━━ EXERCISE MATERIALS ━━
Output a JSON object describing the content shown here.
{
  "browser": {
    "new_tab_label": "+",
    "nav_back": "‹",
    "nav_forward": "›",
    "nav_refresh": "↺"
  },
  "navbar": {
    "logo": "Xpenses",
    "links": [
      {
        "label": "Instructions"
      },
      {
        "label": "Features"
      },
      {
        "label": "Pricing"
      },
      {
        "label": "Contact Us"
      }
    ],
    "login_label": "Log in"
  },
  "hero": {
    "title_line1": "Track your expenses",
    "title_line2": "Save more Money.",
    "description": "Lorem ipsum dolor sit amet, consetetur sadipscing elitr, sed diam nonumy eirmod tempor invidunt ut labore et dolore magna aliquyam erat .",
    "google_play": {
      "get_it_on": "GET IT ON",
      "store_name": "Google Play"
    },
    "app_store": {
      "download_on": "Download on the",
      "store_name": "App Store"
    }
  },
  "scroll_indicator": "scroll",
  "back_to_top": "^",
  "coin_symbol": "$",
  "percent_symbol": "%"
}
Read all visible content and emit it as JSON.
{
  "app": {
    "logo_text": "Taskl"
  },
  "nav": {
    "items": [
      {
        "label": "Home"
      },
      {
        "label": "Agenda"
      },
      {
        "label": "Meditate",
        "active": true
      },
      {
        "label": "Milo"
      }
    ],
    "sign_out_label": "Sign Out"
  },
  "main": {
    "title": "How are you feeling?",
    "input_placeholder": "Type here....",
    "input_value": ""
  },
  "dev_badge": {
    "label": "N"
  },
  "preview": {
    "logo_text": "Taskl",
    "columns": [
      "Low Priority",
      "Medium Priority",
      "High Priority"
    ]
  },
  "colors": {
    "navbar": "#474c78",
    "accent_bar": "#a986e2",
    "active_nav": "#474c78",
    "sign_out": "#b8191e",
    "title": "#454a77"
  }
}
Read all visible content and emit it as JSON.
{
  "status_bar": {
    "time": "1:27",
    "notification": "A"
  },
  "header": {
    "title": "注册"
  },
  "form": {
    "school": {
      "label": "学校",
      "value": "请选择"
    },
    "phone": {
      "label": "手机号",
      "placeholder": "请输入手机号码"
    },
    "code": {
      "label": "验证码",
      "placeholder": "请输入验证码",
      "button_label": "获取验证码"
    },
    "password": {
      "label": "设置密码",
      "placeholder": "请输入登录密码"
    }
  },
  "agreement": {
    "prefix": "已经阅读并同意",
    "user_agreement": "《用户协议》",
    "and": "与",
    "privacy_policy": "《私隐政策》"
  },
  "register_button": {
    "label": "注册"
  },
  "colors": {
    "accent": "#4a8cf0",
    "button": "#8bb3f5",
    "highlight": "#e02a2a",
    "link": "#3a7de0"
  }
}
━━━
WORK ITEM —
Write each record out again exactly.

ANSWER TO THE EXERCISE —
Output a JSON object describing the content shown here.
{
  "browser": {
    "new_tab_label": "+",
    "nav_back": "‹",
    "nav_forward": "›",
    "nav_refresh": "↺"
  },
  "navbar": {
    "logo": "Xpenses",
    "links": [
      {
        "label": "Instructions"
      },
      {
        "label": "Features"
      },
      {
        "label": "Pricing"
      },
      {
        "label": "Contact Us"
      }
    ],
    "login_label": "Log in"
  },
  "hero": {
    "title_line1": "Track your expenses",
    "title_line2": "Save more Money.",
    "description": "Lorem ipsum dolor sit amet, consetetur sadipscing elitr, sed diam nonumy eirmod tempor invidunt ut labore et dolore magna aliquyam erat .",
    "google_play": {
      "get_it_on": "GET IT ON",
      "store_name": "Google Play"
    },
    "app_store": {
      "download_on": "Download on the",
      "store_name": "App Store"
    }
  },
  "scroll_indicator": "scroll",
  "back_to_top": "^",
  "coin_symbol": "$",
  "percent_symbol": "%"
}
Read all visible content and emit it as JSON.
{
  "app": {
    "logo_text": "Taskl"
  },
  "nav": {
    "items": [
      {
        "label": "Home"
      },
      {
        "label": "Agenda"
      },
      {
        "label": "Meditate",
        "active": true
      },
      {
        "label": "Milo"
      }
    ],
    "sign_out_label": "Sign Out"
  },
  "main": {
    "title": "How are you feeling?",
    "input_placeholder": "Type here....",
    "input_value": ""
  },
  "dev_badge": {
    "label": "N"
  },
  "preview": {
    "logo_text": "Taskl",
    "columns": [
      "Low Priority",
      "Medium Priority",
      "High Priority"
    ]
  },
  "colors": {
    "navbar": "#474c78",
    "accent_bar": "#a986e2",
    "active_nav": "#474c78",
    "sign_out": "#b8191e",
    "title": "#454a77"
  }
}
Read all visible content and emit it as JSON.
{
  "status_bar": {
    "time": "1:27",
    "notification": "A"
  },
  "header": {
    "title": "注册"
  },
  "form": {
    "school": {
      "label": "学校",
      "value": "请选择"
    },
    "phone": {
      "label": "手机号",
      "placeholder": "请输入手机号码"
    },
    "code": {
      "label": "验证码",
      "placeholder": "请输入验证码",
      "button_label": "获取验证码"
    },
    "password": {
      "label": "设置密码",
      "placeholder": "请输入登录密码"
    }
  },
  "agreement": {
    "prefix": "已经阅读并同意",
    "user_agreement": "《用户协议》",
    "and": "与",
    "privacy_policy": "《私隐政策》"
  },
  "register_button": {
    "label": "注册"
  },
  "colors": {
    "accent": "#4a8cf0",
    "button": "#8bb3f5",
    "highlight": "#e02a2a",
    "link": "#3a7de0"
  }
}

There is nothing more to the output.